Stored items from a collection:
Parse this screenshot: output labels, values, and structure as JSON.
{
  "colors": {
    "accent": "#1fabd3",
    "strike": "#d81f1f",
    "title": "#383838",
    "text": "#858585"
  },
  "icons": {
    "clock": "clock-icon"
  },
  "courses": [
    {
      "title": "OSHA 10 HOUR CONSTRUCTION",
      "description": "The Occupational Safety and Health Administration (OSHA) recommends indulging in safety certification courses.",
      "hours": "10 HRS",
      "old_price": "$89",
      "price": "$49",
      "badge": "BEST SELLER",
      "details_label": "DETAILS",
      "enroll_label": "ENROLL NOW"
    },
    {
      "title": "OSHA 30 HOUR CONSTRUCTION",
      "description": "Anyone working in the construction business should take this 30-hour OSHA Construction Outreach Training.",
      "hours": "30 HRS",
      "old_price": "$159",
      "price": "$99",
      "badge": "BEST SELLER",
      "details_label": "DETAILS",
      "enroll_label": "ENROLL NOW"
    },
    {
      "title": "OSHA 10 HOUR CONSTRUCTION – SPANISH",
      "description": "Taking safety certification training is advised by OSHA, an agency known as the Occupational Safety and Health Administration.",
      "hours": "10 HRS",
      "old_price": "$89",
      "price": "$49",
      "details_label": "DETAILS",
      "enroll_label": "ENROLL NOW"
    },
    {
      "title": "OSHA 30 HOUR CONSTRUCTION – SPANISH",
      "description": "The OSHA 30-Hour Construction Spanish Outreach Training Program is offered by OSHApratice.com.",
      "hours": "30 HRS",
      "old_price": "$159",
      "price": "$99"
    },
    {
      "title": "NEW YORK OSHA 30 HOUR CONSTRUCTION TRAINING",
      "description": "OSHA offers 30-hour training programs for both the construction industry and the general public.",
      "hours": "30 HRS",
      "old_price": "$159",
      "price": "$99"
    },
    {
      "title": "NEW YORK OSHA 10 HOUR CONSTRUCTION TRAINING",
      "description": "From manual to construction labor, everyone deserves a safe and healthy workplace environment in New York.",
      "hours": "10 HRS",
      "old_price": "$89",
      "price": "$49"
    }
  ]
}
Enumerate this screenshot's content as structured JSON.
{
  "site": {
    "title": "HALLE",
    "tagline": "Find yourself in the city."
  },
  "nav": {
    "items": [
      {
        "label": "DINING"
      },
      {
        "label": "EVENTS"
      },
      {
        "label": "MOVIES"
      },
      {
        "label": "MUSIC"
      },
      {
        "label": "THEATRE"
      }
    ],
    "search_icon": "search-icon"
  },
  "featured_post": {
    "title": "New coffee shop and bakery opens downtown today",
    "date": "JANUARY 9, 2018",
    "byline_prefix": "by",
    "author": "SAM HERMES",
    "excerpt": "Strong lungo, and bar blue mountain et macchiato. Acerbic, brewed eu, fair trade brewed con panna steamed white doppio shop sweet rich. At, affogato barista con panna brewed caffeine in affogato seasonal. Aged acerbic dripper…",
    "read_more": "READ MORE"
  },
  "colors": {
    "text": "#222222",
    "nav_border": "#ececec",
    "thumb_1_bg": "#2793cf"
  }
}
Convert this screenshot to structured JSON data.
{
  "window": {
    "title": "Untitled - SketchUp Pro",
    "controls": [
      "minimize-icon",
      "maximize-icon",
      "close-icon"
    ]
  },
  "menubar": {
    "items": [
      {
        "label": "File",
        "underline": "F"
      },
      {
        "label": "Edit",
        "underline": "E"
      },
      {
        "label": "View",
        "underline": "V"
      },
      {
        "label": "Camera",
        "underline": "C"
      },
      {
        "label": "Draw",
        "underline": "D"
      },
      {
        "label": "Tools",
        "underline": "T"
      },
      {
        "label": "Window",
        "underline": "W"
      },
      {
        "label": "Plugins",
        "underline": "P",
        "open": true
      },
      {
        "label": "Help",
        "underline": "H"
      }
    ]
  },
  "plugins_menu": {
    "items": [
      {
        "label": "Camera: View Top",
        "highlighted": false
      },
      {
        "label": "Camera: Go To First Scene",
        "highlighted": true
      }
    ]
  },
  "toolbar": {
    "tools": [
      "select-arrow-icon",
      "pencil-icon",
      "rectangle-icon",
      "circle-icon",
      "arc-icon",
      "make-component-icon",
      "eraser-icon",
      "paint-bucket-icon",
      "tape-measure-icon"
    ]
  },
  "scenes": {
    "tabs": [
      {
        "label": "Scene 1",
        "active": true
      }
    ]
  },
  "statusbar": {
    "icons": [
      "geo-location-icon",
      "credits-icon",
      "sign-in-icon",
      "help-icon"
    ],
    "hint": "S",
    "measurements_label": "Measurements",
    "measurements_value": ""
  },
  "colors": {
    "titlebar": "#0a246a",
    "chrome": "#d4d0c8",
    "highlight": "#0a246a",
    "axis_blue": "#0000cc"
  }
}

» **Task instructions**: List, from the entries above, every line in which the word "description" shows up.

» **Answer area**:
      "description": "The Occupational Safety and Health Administration (OSHA) recommends indulging in safety certification courses.",
      "description": "Anyone working in the construction business should take this 30-hour OSHA Construction Outreach Training.",
      "description": "Taking safety certification training is advised by OSHA, an agency known as the Occupational Safety and Health Administration.",
      "description": "The OSHA 30-Hour Construction Spanish Outreach Training Program is offered by OSHApratice.com.",
      "description": "OSHA offers 30-hour training programs for both the construction industry and the general public.",
      "description": "From manual to construction labor, everyone deserves a safe and healthy workplace environment in New York.",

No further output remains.